According to Nahapiet & Ghoshal (1998) ‘the central proposition of social capital theory is that networks of relationships constitute a valuable resource for the conduct of social affairs…much of this capital is embedded within networks of mutual acquaintance’ (1998:243). Social capital, it is argued, increases the efficiency of action, and aids co-operative behaviour (Nahapiet & Ghoshal 1998). Social relationships and the social capital therein, are an important influence on the development of both human and intellectual capital. At the individual level, individuals with better social capital - individuals with stronger contact networks - will ‘earn higher rates of return on their human capital’ (Garavan et al 2001:52). But it is at the organisation level that social capital is highly important. As Nahapiet and Ghoshal argue: ‘social capital facilitates the development of intellectual capital by affecting the conditions necessary for exchange and combination to occur’ (1998:250). In social capital, the authors argue for three major elements: a structural dimension (network ties, network configuration and appropriable organisation); a cognitive dimension (shared codes and languages, shared narratives), and a relational dimension (trust, norms, obligations and identification). All three influence the development of intellectual capital. This approach links well with the prevailing resource-based view, with its emphasis on bundles and combinations of resources. Social capital, with its stress on linkages between individuals, creates the conditions for connections which are non-imitable, tacit, rare and durable. Gratton & Ghoshal (2003) argue that social capital is based on the twin concepts of sociability and trustworthiness: ‘the depth and richness of these connections and potential points of leverage build substantial pools of knowledge and opportunities for value creation and arbitrage’ (2003:3).

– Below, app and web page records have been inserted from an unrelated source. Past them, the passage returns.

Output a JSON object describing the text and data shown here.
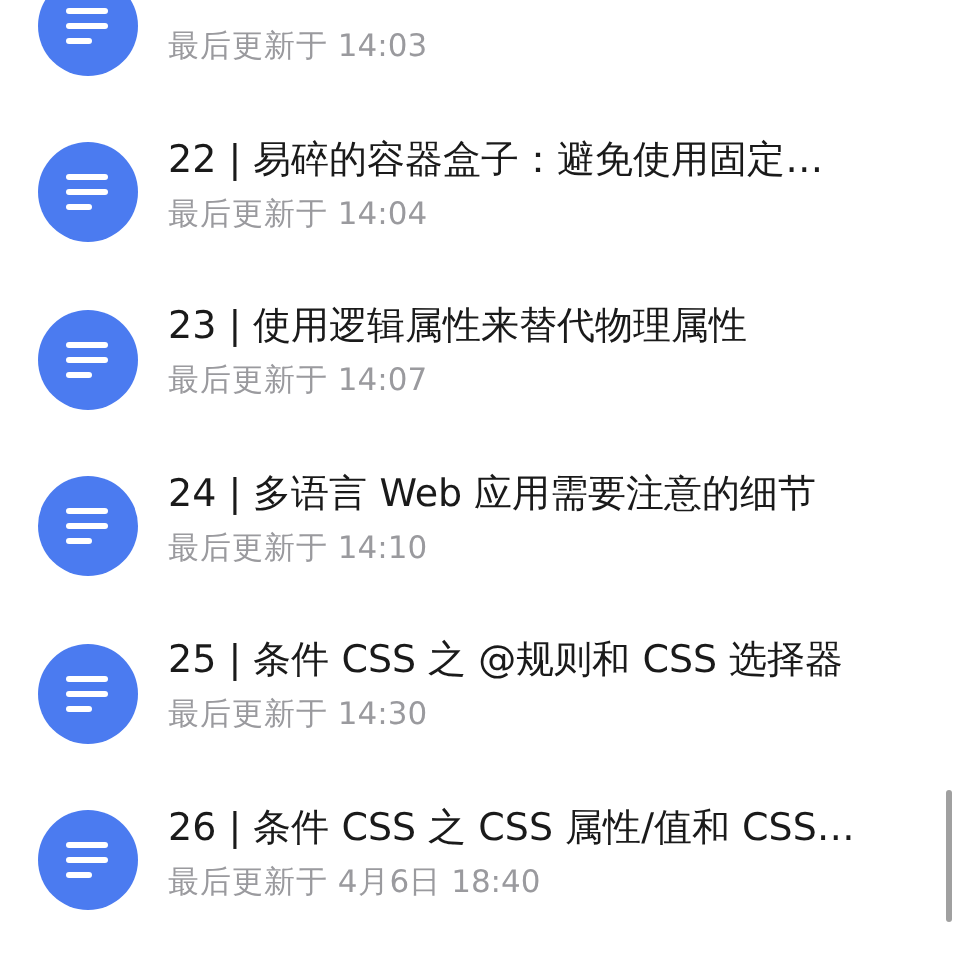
{
  "items": [
    {
      "updated": "最后更新于 14:03"
    },
    {
      "title": "22 | 易碎的容器盒子：避免使用固定…",
      "updated": "最后更新于 14:04"
    },
    {
      "title": "23 | 使用逻辑属性来替代物理属性",
      "updated": "最后更新于 14:07"
    },
    {
      "title": "24 | 多语言 Web 应用需要注意的细节",
      "updated": "最后更新于 14:10"
    },
    {
      "title": "25 | 条件 CSS 之 @规则和 CSS 选择器",
      "updated": "最后更新于 14:30"
    },
    {
      "title": "26 | 条件 CSS 之 CSS 属性/值和 CSS…",
      "updated": "最后更新于 4月6日 18:40"
    }
  ]
}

The principal role of organisational capital is to link the resources of the organisation together into process that create value for customers and sustainable competitive advantage for the firm (Dess & Picken 1999:11). This will include: